§ Try it:
Reproduce the entries below exactly, but leave the pictures out.
** Opening Records for this task block **
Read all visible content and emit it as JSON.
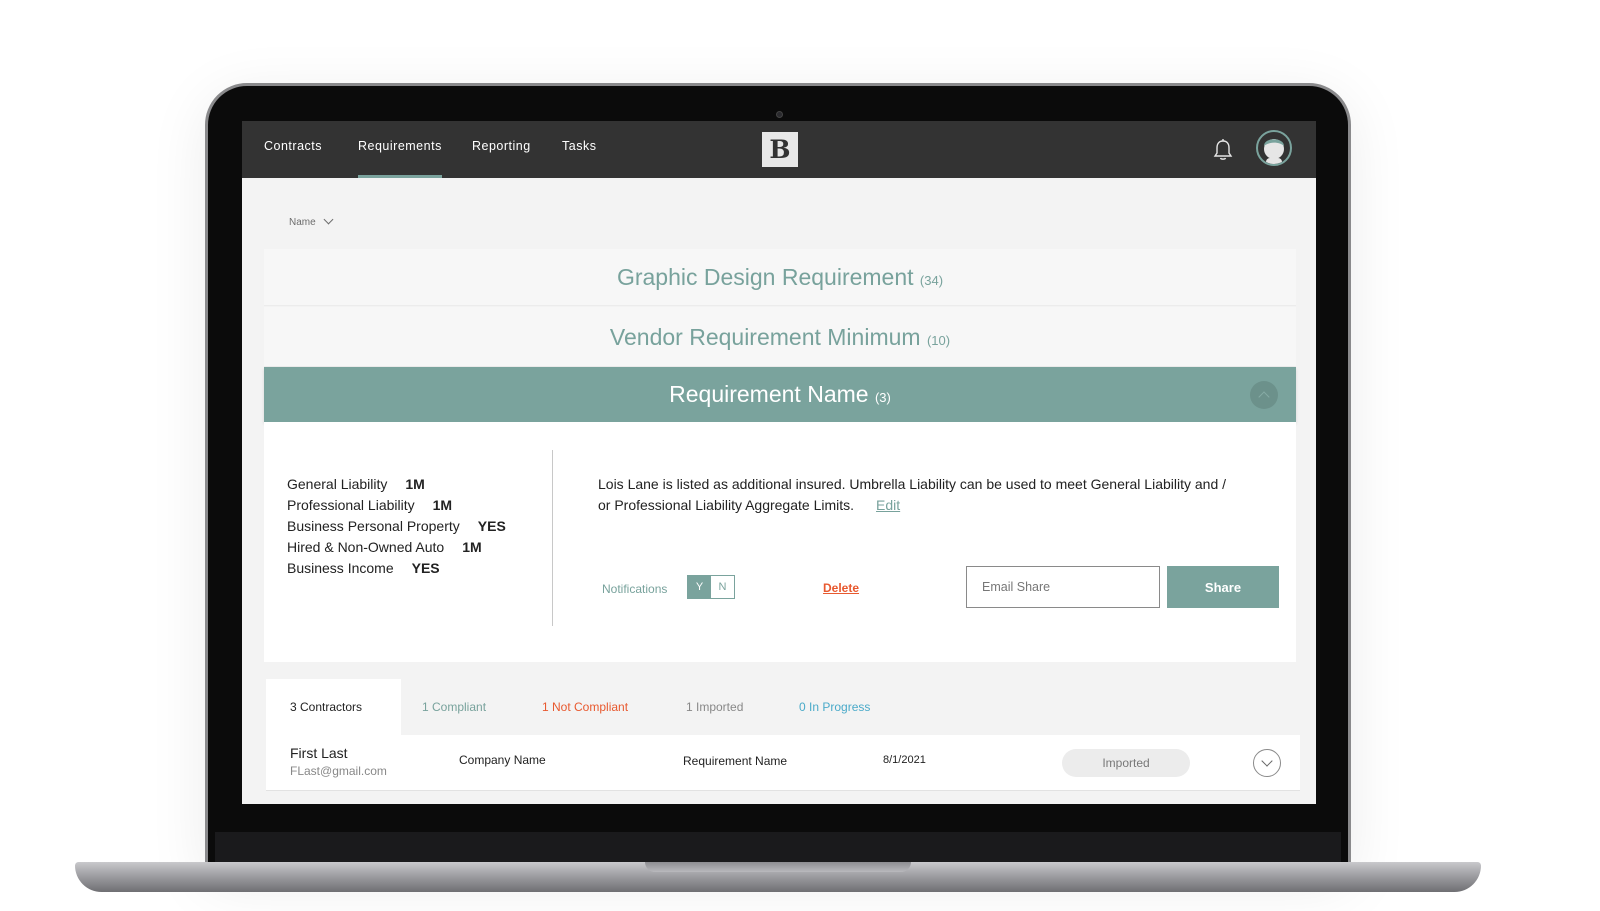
{
  "nav": {
    "items": [
      {
        "label": "Contracts"
      },
      {
        "label": "Requirements"
      },
      {
        "label": "Reporting"
      },
      {
        "label": "Tasks"
      }
    ],
    "active": "Requirements",
    "logo_text": "B"
  },
  "icons": {
    "bell": "bell-icon",
    "avatar": "avatar",
    "sort_chevron": "chevron-down-icon",
    "collapse": "chevron-up-icon",
    "expand": "chevron-down-icon"
  },
  "sort": {
    "label": "Name"
  },
  "requirements": [
    {
      "name": "Graphic Design Requirement",
      "count": "(34)"
    },
    {
      "name": "Vendor Requirement Minimum",
      "count": "(10)"
    },
    {
      "name": "Requirement Name",
      "count": "(3)"
    }
  ],
  "coverages": [
    {
      "label": "General Liability",
      "value": "1M"
    },
    {
      "label": "Professional Liability",
      "value": "1M"
    },
    {
      "label": "Business Personal Property",
      "value": "YES"
    },
    {
      "label": "Hired & Non-Owned Auto",
      "value": "1M"
    },
    {
      "label": "Business Income",
      "value": "YES"
    }
  ],
  "description": "Lois Lane is listed as additional insured. Umbrella Liability can be used to meet General Liability and / or Professional Liability Aggregate Limits.",
  "edit_label": "Edit",
  "notifications": {
    "label": "Notifications",
    "yes": "Y",
    "no": "N",
    "selected": "Y"
  },
  "delete_label": "Delete",
  "email_share": {
    "placeholder": "Email Share"
  },
  "share_label": "Share",
  "tabs": [
    {
      "label": "3 Contractors",
      "color": "#222222"
    },
    {
      "label": "1 Compliant",
      "color": "#78a29c"
    },
    {
      "label": "1 Not Compliant",
      "color": "#e8592f"
    },
    {
      "label": "1 Imported",
      "color": "#888888"
    },
    {
      "label": "0 In Progress",
      "color": "#4aaac9"
    }
  ],
  "contractor_rows": [
    {
      "name": "First Last",
      "email": "FLast@gmail.com",
      "company": "Company Name",
      "requirement": "Requirement Name",
      "date": "8/1/2021",
      "status": "Imported"
    }
  ],
  "colors": {
    "accent": "#7aa39d",
    "topbar": "#333333",
    "danger": "#e8592f",
    "info": "#4aaac9"
  }
}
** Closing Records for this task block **
§ Result for this task:
Read all visible content and emit it as JSON.
{
  "nav": {
    "items": [
      {
        "label": "Contracts"
      },
      {
        "label": "Requirements"
      },
      {
        "label": "Reporting"
      },
      {
        "label": "Tasks"
      }
    ],
    "active": "Requirements",
    "logo_text": "B"
  },
  "icons": {
    "bell": "bell-icon",
    "avatar": "avatar",
    "sort_chevron": "chevron-down-icon",
    "collapse": "chevron-up-icon",
    "expand": "chevron-down-icon"
  },
  "sort": {
    "label": "Name"
  },
  "requirements": [
    {
      "name": "Graphic Design Requirement",
      "count": "(34)"
    },
    {
      "name": "Vendor Requirement Minimum",
      "count": "(10)"
    },
    {
      "name": "Requirement Name",
      "count": "(3)"
    }
  ],
  "coverages": [
    {
      "label": "General Liability",
      "value": "1M"
    },
    {
      "label": "Professional Liability",
      "value": "1M"
    },
    {
      "label": "Business Personal Property",
      "value": "YES"
    },
    {
      "label": "Hired & Non-Owned Auto",
      "value": "1M"
    },
    {
      "label": "Business Income",
      "value": "YES"
    }
  ],
  "description": "Lois Lane is listed as additional insured. Umbrella Liability can be used to meet General Liability and / or Professional Liability Aggregate Limits.",
  "edit_label": "Edit",
  "notifications": {
    "label": "Notifications",
    "yes": "Y",
    "no": "N",
    "selected": "Y"
  },
  "delete_label": "Delete",
  "email_share": {
    "placeholder": "Email Share"
  },
  "share_label": "Share",
  "tabs": [
    {
      "label": "3 Contractors",
      "color": "#222222"
    },
    {
      "label": "1 Compliant",
      "color": "#78a29c"
    },
    {
      "label": "1 Not Compliant",
      "color": "#e8592f"
    },
    {
      "label": "1 Imported",
      "color": "#888888"
    },
    {
      "label": "0 In Progress",
      "color": "#4aaac9"
    }
  ],
  "contractor_rows": [
    {
      "name": "First Last",
      "email": "FLast@gmail.com",
      "company": "Company Name",
      "requirement": "Requirement Name",
      "date": "8/1/2021",
      "status": "Imported"
    }
  ],
  "colors": {
    "accent": "#7aa39d",
    "topbar": "#333333",
    "danger": "#e8592f",
    "info": "#4aaac9"
  }
}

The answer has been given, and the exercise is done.